Article by Jake Dockter.

Portland, Oregon Mayor Tevis E. Wheeler would love you to believe that the answer to the gun violence spike is more money and more cops. 

Wheeler’s recent press release – echoed by Portland Police, Multnomah County Sheriff Mike Reese, and Matt Hennesse’s Interfaith Peace & Action Collaborative (IPAC) –  all tie gun violence rates to the 2020 defunding of PPB’s Gun Violence Reduction Taskforce (GVRT). 

The solution they propose over and over is money, money, money. Wheeler says funds are the solution but a closer look at PPB’s record shows that may be a waste of resources.

In a recent letter from IPAC, city staff and a few unnamed community members provided these recommendations to Portland City Council:

We ask that you support our proposed City investments, outlined in the attachments, to expand community-based programs and enhance police services to help end cycles of violence on Portland’s streets.

They then specifically asked for expanded resources for the Office of Violence Prevention, oversight, and more, as seen below.

(From IPAC)

While avoiding the name GVRT, the inclusion of “re-establish a uniformed patrol team” is a wink at what they truly mean. The bottom line is: all these demands mean more money and more cops. 

Looking at other recent moves by Wheeler, it seems to be the only game he knows how to play.

Screenshot from Oregonian: “Crime Mayor Ted Wheeler seeks $2 million to bring back uniformed police team to address spike in shootings Updated Mar 11, 2021; Posted Mar 11, 2021”
Screenshot from Oregonian, states: Portland mayor proposed bringing back controversial Gun Violence Reduction Team: ‘Sell it to the new council ASAP’

The summer of 2020 brought tens of thousands of citizens into the streets demanding police accountability and change. City Commissioners Eudaly and Hardesty reported thousands of calls and letters, setting records for community engagement. A huge number of those calls asked to defund police, an institution rooted in racism and not equitable public safety. The GVRT showed an entrenched commitment to racial profiling and targeted Black community members above their representation in the community.

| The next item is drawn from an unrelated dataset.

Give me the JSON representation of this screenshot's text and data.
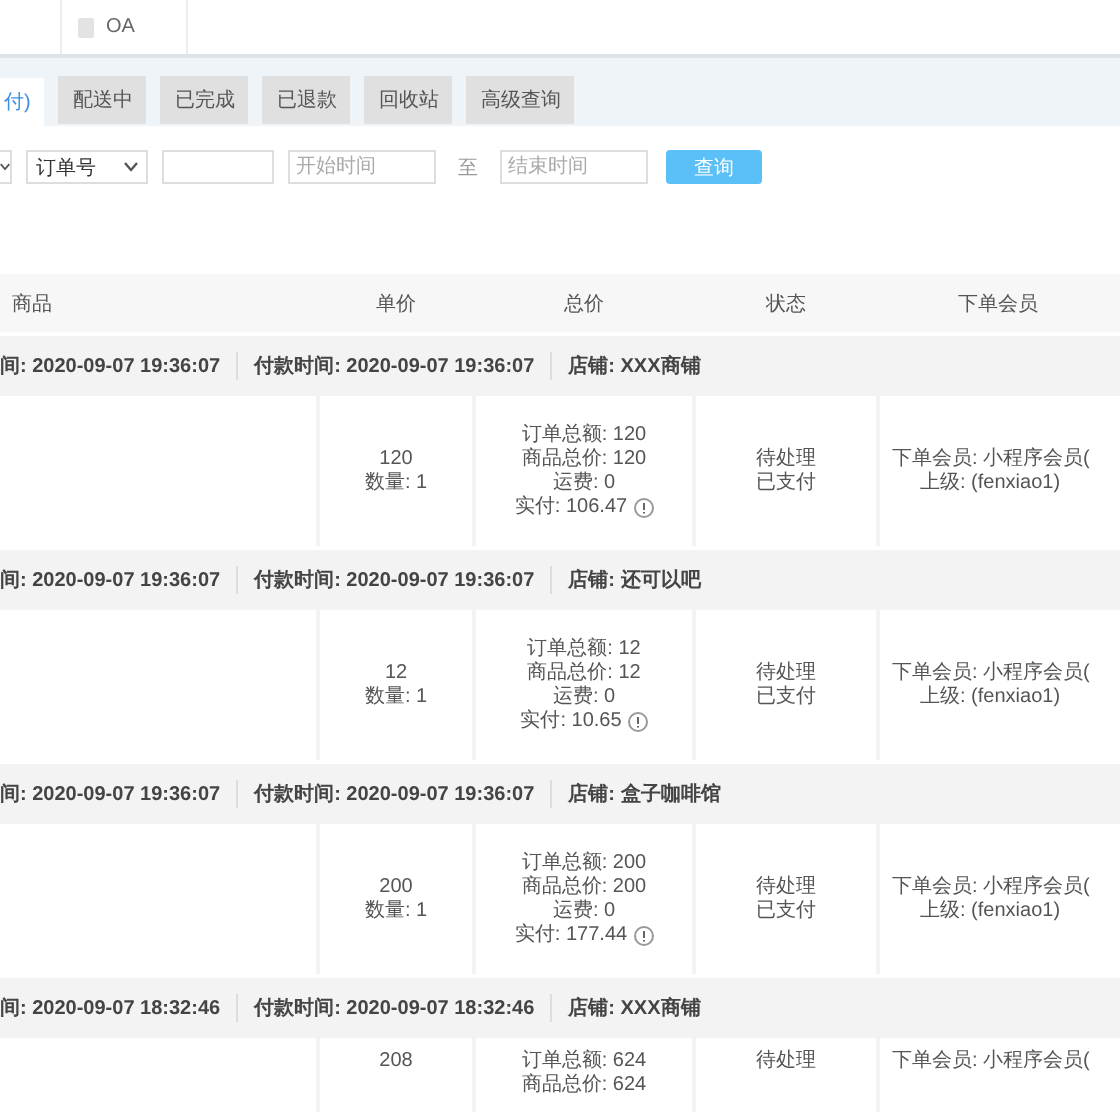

Ultimately, Portland ended up cutting the GVRT and other departments. 

Now Wheeler is beating the old funding drum to bring them back again and we have to ask…


What are we funding?

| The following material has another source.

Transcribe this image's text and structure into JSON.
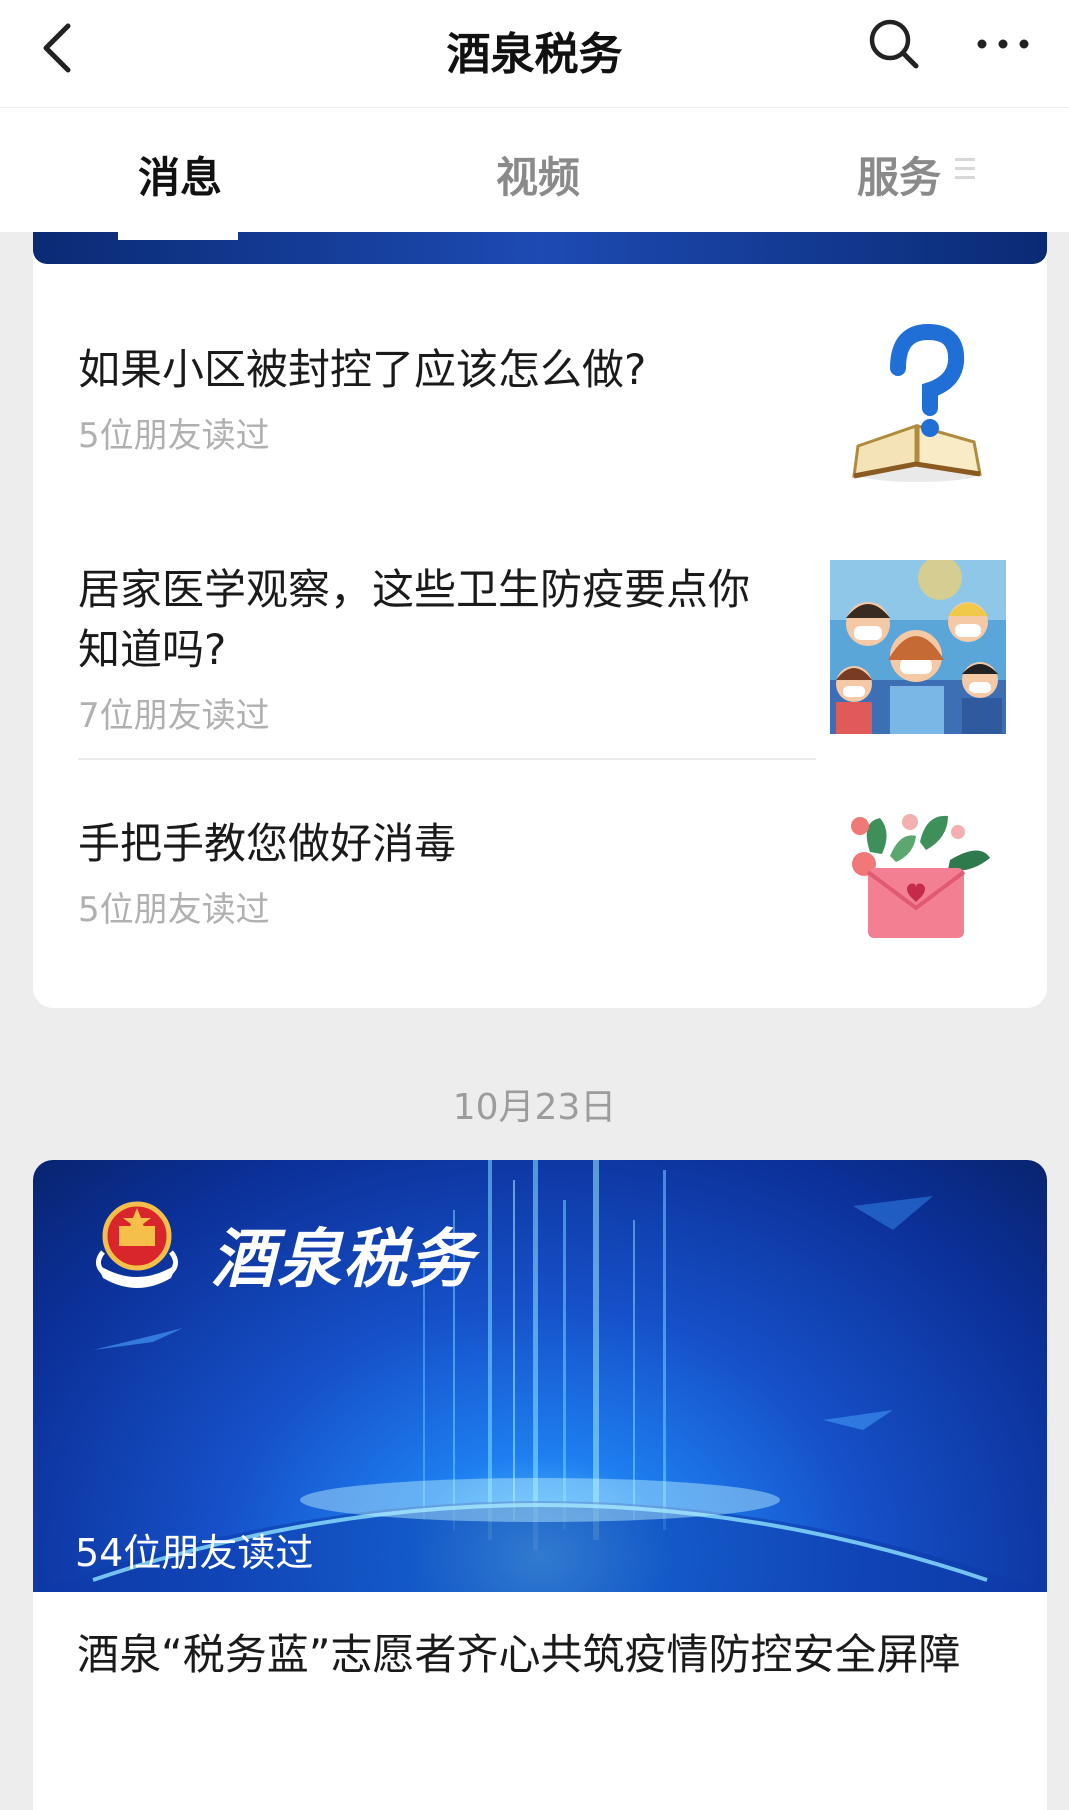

Why do we keep throwing our money away?

How can we spend in better ways?

What can we fund, besides racism and failure?